By Brian L. Love
The new Detroit Public Schools Community District board begins its tenure this month. Detroit Schools Rock has written about the new board recently as we hope they help correct and steer the district into better times.
One of the issues board members need to address immediately is creating permanent and steady leadership at the superintendent position. Since 1999, the district has gone through major and multiple leadership changes. A series of emergency managers, emergency financial managers and superintendents have either been local people appointed by a governor who is an outsider or an outsider who was appointed by a governor or previous district school board.
During this time period, the community has not had the connection to their school district that DPS alumni have sorely missed. I’m a DPS graduate and talk to DPS alumni everyday. What made this district great was its portfolio of community-centered schools, with their distinctive identities and with the long-standing school rivalries that made Detroit what it is today.
For instance, I miss the rivalry between my alma mater, Murray-Wright High School and Cass Tech from the 1980s and 1990s. We competed against each other academically as well as in athletics. Once upon a time our elementary schools fed into our middle schools and they fed into our high schools. There was a connection between our community and its schools.
That connectivity is lost now. There has not been any leadership with any institutional knowledge of Detroit education to connect the community to its schools while navigating the competition created by the charter schools that educate nearly half of Detroit’s children.
The next DPSCD superintendent needs to be a person who is a Detroit educator who has institutional knowledge of the district and can navigate the new dynamics of Detroit’s education landscape. Someone who exudes the love and compassion for our kids that has not been seen for some time. A leader who can work with the mayor, the labor unions, ed reformers, charter schools and the community. It is a tall order, but is a tall job that has to be done–and finally done right!
We have seen signs of this kind of leadership and sense of connection with DPSCD’s interim superintendent, Alicia Merriwether. Although she was appointed by the state, she came on board as an insider with support from the district’s teachers.

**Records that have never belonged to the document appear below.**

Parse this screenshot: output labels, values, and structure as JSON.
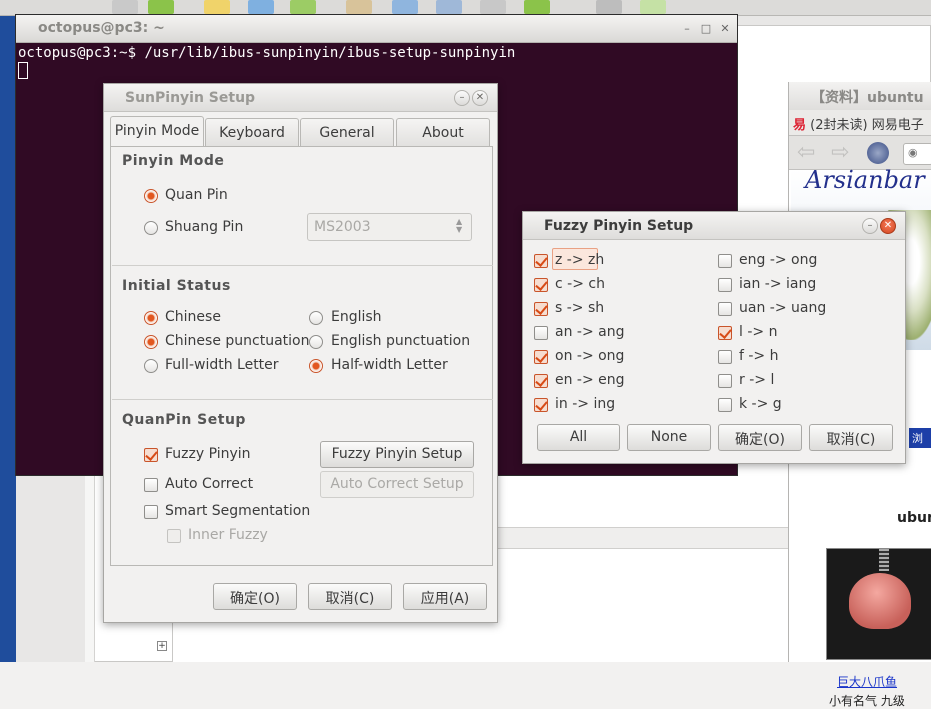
{
  "terminal": {
    "title": "octopus@pc3: ~",
    "prompt": "octopus@pc3:~$ ",
    "command": "/usr/lib/ibus-sunpinyin/ibus-setup-sunpinyin"
  },
  "sunpinyin": {
    "title": "SunPinyin Setup",
    "tabs": [
      "Pinyin Mode",
      "Keyboard",
      "General",
      "About"
    ],
    "active_tab": "Pinyin Mode",
    "pinyin_mode": {
      "heading": "Pinyin Mode",
      "quan_pin": "Quan Pin",
      "shuang_pin": "Shuang Pin",
      "selected": "Quan Pin",
      "shuang_scheme": "MS2003"
    },
    "initial_status": {
      "heading": "Initial Status",
      "chinese": "Chinese",
      "english": "English",
      "chinese_punct": "Chinese punctuation",
      "english_punct": "English punctuation",
      "full_width": "Full-width Letter",
      "half_width": "Half-width Letter"
    },
    "quanpin_setup": {
      "heading": "QuanPin Setup",
      "fuzzy": "Fuzzy Pinyin",
      "fuzzy_button": "Fuzzy Pinyin Setup",
      "auto_correct": "Auto Correct",
      "auto_correct_button": "Auto Correct Setup",
      "smart_seg": "Smart Segmentation",
      "inner_fuzzy": "Inner Fuzzy"
    },
    "buttons": {
      "ok": "确定(O)",
      "cancel": "取消(C)",
      "apply": "应用(A)"
    }
  },
  "fuzzy": {
    "title": "Fuzzy Pinyin Setup",
    "left_options": [
      {
        "label": "z -> zh",
        "checked": true
      },
      {
        "label": "c -> ch",
        "checked": true
      },
      {
        "label": "s -> sh",
        "checked": true
      },
      {
        "label": "an -> ang",
        "checked": false
      },
      {
        "label": "on -> ong",
        "checked": true
      },
      {
        "label": "en -> eng",
        "checked": true
      },
      {
        "label": "in -> ing",
        "checked": true
      }
    ],
    "right_options": [
      {
        "label": "eng -> ong",
        "checked": false
      },
      {
        "label": "ian -> iang",
        "checked": false
      },
      {
        "label": "uan -> uang",
        "checked": false
      },
      {
        "label": "l -> n",
        "checked": true
      },
      {
        "label": "f -> h",
        "checked": false
      },
      {
        "label": "r -> l",
        "checked": false
      },
      {
        "label": "k -> g",
        "checked": false
      }
    ],
    "buttons": {
      "all": "All",
      "none": "None",
      "ok": "确定(O)",
      "cancel": "取消(C)"
    }
  },
  "browser": {
    "title": "【资料】ubuntu",
    "tab": "(2封未读) 网易电子",
    "banner_text": "Arsianbar",
    "strip_text": "浏览",
    "section_heading": "ubuntu",
    "octo_link": "巨大八爪鱼",
    "octo_caption": "小有名气 九级"
  },
  "colors": {
    "accent": "#e2571f",
    "terminal_bg": "#300a24",
    "dialog_bg": "#f2f1f0"
  }
}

There were a couple of superintendents/managers who came to manage DPS from other communities who had some success, because they understood the importance of knowing and understanding this community. The district still has a lot of problems, but so far and compared to recent years there has been less drama this school year.
The new school board is a smart, energetic group with the potential to make great change to improve education in the city of Detroit. We hope their first change is to create a process to establish strong permanent leadership at the superintendent position. This will set the stage for other productive changes for Detroit’s public schools.
Let us know what type of superintendent you think should run the new Detroit Public School Community District. Send your thoughts via Twitter, @DSchoolsRock, or our Facebook page at Detroit Schools Rock. #Voices4Ed #ChoiceIsOurs #Allkidsmatter